The QLIM Procedure

Heteroscedasticity and Box-Cox Transformation


If the variance of regression disturbance, ($\epsilon _{i}$), is heteroscedastic, the variance can be specified as a function of variables

\[  E(\epsilon _{i}^{2}) = \sigma _{i}^{2} = f(\mb{z}_{i}’\bgamma )  \]

The following table shows various functional forms of heteroscedasticity and the corresponding options to request each model.






$ f(\mb{z}_{i}’\bgamma ) = \sigma ^{2}(1+\exp (\mb{z}_{i}’\gamma )) $


LINK=EXP (default)


$ f(\mb{z}_{i}’\bgamma ) = \sigma ^{2}\exp (\mb{z}_{i}’\gamma ) $




$ f(\mb{z}_{i}’\bgamma ) = \sigma ^{2}(1+\sum _{l=1}^{L}\gamma _{l}z_{li}) $




$ f(\mb{z}_{i}’\bgamma ) = \sigma ^{2}(1+(\sum _{l=1}^{L}\gamma _{l}z_{li})^2) $



For discrete choice models, $\sigma ^{2}$ is normalized ($\sigma ^{2}=1$) since this parameter is not identified. Note that in models 3 and 5, it may be possible that variances of some observations are negative. Although the QLIM procedure assigns a large penalty to move the optimization away from such region, it is possible that the optimization cannot improve the objective function value and gets locked in the region. Signs of such outcome include extremely small likelihood values or missing standard errors in the estimates. In models 2 and 6, variances are guaranteed to be greater or equal to zero, but it may be possible that variances of some observations are very close to zero. In these scenarios, standard errors may be missing. Models 1 and 4 do not have such problems. Variances in these models are always positive and never close to zero.
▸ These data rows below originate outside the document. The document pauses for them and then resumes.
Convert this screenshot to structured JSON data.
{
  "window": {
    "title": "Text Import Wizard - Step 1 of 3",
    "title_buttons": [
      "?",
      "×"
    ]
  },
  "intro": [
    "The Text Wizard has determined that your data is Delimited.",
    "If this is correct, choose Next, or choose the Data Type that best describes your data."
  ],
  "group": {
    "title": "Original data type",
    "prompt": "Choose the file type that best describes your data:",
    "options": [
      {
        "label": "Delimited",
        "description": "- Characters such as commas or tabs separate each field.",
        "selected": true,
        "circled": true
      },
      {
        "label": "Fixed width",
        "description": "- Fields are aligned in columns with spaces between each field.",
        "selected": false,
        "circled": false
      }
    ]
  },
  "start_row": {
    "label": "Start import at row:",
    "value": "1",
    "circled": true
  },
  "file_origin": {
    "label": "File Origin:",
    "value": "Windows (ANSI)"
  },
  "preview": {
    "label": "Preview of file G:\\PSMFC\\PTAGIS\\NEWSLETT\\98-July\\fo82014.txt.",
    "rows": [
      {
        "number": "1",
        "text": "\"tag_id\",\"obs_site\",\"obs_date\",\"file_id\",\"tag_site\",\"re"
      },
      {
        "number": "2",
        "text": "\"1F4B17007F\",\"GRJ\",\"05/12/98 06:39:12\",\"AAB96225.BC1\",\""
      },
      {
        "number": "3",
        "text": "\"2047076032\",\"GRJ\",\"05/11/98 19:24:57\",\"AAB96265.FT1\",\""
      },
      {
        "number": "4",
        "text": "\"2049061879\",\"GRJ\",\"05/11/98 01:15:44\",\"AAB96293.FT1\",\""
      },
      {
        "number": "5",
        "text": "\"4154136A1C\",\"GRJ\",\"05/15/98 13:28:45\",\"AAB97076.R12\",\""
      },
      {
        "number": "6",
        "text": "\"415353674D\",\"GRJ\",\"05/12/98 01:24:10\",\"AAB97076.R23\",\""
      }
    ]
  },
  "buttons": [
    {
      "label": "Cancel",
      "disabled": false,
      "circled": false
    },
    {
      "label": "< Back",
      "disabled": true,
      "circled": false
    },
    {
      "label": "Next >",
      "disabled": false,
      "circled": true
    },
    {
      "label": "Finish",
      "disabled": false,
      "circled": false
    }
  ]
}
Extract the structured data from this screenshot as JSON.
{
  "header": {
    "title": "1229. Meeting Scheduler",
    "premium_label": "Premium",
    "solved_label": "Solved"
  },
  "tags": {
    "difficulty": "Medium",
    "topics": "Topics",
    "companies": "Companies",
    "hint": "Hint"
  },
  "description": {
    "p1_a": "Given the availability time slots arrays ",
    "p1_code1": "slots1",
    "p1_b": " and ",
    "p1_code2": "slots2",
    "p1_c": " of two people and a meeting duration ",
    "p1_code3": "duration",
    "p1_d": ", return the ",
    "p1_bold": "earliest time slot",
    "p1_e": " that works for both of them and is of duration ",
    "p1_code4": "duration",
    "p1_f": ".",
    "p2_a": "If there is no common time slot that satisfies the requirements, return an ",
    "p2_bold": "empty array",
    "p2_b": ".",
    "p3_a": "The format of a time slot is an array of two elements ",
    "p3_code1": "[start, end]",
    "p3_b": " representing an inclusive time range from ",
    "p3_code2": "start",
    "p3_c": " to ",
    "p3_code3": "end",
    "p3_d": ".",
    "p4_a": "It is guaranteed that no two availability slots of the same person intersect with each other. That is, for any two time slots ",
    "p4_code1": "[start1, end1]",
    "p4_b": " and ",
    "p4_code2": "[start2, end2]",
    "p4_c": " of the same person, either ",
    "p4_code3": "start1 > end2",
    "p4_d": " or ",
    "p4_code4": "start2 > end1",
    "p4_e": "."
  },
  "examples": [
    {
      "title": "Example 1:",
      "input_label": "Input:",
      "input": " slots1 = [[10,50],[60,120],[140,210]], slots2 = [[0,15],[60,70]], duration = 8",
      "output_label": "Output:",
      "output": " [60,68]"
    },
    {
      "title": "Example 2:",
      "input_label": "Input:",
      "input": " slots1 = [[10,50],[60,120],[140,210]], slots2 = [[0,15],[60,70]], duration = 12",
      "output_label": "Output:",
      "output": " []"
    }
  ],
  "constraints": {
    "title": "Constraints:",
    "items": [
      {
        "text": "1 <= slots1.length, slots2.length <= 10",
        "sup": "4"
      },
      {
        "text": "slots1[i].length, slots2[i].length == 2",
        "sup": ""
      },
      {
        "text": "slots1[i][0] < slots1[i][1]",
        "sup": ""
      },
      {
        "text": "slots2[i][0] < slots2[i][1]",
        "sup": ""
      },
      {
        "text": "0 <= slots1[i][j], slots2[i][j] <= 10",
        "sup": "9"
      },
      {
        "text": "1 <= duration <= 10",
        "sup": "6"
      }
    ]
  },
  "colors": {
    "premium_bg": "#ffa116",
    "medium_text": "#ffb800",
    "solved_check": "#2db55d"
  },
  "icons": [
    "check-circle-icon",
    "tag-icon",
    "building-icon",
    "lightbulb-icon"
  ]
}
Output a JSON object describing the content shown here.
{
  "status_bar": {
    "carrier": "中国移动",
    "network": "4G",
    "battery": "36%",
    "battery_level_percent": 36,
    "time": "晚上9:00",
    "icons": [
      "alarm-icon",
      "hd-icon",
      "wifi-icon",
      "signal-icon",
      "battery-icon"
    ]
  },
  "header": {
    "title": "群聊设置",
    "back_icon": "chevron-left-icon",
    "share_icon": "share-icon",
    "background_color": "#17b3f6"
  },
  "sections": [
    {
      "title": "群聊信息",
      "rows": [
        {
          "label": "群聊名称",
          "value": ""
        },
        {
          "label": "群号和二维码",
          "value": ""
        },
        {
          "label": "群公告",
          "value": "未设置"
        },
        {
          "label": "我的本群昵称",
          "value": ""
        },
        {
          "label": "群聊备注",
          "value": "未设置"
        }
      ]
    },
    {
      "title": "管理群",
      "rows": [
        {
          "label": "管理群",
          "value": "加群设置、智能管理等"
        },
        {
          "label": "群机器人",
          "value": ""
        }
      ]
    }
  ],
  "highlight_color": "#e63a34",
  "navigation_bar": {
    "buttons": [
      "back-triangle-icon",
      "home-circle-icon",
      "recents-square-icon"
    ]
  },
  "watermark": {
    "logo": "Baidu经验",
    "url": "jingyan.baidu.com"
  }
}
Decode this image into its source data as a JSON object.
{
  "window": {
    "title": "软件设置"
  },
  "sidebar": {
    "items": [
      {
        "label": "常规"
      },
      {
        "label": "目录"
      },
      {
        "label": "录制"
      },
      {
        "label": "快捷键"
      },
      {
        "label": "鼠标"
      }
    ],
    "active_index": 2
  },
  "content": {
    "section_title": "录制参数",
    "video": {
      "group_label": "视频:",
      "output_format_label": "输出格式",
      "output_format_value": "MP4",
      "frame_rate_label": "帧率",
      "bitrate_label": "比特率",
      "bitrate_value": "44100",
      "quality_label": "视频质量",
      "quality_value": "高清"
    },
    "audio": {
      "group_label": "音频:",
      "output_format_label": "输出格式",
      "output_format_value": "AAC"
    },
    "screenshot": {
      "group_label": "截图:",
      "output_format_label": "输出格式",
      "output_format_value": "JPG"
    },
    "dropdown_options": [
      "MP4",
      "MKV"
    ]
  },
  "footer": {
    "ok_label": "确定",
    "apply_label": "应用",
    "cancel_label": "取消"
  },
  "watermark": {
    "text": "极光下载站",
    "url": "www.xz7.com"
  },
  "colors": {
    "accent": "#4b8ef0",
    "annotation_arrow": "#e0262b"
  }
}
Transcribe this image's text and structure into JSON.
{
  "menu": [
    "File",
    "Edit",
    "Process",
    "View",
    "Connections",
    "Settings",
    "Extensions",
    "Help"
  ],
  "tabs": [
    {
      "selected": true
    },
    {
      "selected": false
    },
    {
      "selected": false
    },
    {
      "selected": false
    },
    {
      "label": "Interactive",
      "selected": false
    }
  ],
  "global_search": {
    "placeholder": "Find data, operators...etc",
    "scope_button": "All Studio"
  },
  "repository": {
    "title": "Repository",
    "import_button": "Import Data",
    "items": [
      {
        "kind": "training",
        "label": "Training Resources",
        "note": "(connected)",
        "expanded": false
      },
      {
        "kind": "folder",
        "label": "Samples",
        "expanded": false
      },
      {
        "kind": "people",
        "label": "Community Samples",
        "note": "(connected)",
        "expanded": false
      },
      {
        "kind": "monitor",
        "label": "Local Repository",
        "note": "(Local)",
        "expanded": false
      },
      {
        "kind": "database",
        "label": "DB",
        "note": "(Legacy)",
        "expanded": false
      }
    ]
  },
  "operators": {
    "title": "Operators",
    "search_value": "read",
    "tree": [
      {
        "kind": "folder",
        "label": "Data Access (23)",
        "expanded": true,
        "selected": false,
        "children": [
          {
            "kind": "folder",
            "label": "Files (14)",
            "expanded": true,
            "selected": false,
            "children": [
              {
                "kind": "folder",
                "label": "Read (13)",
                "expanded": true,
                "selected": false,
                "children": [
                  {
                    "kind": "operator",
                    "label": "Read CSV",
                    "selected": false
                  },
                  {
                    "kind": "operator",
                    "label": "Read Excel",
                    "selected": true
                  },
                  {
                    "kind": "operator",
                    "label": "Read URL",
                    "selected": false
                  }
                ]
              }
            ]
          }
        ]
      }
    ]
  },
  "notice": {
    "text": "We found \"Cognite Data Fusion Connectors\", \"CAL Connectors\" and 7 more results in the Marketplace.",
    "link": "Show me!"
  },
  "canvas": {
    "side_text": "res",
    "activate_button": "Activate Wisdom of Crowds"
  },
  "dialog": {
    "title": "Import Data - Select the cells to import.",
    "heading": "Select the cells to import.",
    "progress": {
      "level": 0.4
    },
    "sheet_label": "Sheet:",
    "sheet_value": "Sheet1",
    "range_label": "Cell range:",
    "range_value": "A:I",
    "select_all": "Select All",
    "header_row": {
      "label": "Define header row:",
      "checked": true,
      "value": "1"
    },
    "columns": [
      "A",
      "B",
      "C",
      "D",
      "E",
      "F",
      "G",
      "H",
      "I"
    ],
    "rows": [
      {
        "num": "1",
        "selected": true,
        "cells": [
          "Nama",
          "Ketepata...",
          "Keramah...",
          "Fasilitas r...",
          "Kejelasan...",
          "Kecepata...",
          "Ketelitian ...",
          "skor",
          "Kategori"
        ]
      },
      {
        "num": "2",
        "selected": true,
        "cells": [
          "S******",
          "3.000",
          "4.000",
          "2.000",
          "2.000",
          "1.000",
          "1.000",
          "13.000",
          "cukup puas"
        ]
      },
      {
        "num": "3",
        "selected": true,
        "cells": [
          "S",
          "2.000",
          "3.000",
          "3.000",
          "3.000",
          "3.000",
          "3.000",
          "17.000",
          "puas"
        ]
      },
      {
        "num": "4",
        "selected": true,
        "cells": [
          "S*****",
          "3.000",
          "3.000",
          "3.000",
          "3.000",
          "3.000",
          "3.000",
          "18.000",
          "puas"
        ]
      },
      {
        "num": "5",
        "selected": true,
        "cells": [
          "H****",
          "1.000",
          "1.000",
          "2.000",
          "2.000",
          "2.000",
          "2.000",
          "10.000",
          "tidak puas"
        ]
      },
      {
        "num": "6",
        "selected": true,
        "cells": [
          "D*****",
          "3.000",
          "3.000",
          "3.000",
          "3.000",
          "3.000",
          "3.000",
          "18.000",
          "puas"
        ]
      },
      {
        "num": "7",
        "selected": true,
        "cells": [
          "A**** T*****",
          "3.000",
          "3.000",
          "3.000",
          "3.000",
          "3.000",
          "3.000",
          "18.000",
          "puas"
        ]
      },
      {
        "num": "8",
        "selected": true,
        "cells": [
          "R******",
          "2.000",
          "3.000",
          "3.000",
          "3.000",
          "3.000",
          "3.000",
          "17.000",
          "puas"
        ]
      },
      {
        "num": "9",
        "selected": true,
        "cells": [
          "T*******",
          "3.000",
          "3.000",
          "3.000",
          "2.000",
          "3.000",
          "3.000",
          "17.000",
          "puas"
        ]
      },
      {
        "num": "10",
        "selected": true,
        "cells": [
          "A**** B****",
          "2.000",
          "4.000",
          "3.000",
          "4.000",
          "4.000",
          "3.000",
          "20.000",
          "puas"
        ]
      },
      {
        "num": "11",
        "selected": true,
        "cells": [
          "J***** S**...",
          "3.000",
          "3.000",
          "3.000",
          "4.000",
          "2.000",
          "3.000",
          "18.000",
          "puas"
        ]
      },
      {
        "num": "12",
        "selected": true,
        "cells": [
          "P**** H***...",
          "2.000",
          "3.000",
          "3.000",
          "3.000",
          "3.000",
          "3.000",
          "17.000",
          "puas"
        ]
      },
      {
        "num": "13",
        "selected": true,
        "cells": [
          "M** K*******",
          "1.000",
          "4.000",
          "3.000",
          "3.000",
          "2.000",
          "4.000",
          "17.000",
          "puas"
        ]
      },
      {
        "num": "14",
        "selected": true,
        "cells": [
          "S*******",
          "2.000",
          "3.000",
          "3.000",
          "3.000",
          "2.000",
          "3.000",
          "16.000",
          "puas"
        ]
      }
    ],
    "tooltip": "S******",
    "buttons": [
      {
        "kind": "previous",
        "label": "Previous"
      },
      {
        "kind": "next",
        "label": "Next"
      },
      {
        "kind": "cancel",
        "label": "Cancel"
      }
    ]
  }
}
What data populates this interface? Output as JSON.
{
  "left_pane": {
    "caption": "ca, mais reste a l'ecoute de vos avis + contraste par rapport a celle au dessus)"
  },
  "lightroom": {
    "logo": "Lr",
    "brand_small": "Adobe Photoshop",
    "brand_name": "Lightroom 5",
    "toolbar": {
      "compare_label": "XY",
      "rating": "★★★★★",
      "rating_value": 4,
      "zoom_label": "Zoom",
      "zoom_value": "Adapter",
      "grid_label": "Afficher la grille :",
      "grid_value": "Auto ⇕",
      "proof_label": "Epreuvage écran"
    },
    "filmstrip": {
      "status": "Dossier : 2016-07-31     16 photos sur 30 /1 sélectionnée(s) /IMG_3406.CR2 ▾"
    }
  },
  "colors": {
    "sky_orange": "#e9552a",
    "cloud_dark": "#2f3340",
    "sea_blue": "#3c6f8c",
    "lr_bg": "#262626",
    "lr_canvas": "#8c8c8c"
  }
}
The heteroscedastic regression model is estimated using the following log-likelihood function:

\[  \ell = -\frac{N}{2}\ln (2\pi ) - \sum _{i=1}^{N}\frac{1}{2}\ln (\sigma _{i}^{2}) - \frac{1}{2}\sum _{i=1}^{N} (\frac{e_{i}}{\sigma _{i}})^{2}  \]

where $e_{i} = y_{i} - \mb{x}_{i}’\bbeta $.

Box-Cox Modeling

The Box-Cox transformation on x is defined as

\[  x^{(\lambda )} = \left\{  \begin{array}{ll} \frac{x^{\lambda }-1}{\lambda } &  \mr{if} \lambda \neq 0 \\ \ln (x) &  \mr{if} \lambda = 0 \end{array} \right.  \]

The Box-Cox regression model with heteroscedasticity is written as

\begin{eqnarray*}  y_{i}^{(\lambda _{0})} &  = &  \beta _{0} + \sum _{k=1}^{K}\beta _{k} x_{ki}^{(\lambda _{k})} + \epsilon _{i} \\ &  = &  \mu _{i} + \epsilon _{i} \end{eqnarray*}

where $\epsilon _{i} \sim N(0,\sigma _{i}^{2})$ and transformed variables must be positive. In practice, too many transformation parameters cause numerical problems in model fitting. It is common to have the same Box-Cox transformation performed on all the variables — that is, $\lambda _{0}=\lambda _{1}=\cdots =\lambda _{K}$. It is required for the magnitude of transformed variables to be in the tolerable range if the corresponding transformation parameters are $|\lambda | > 1$.

The log-likelihood function of the Box-Cox regression model is written as

\[  \ell = -\frac{N}{2}\ln (2\pi ) - \sum _{i=1}^{N}\ln (\sigma _{i}) - \frac{1}{2\sigma _{i}^{2}}\sum _{i=1}^{N}e_{i}^{2} + (\lambda _{0}-1)\sum _{i=1}^{N}\ln (y_{i})  \]

where $e_{i} = y_{i}^{(\lambda _{0})} - \mu _{i}$.

When the dependent variable is discrete, censored, or truncated, the Box-Cox transformation can be applied only to explanatory variables.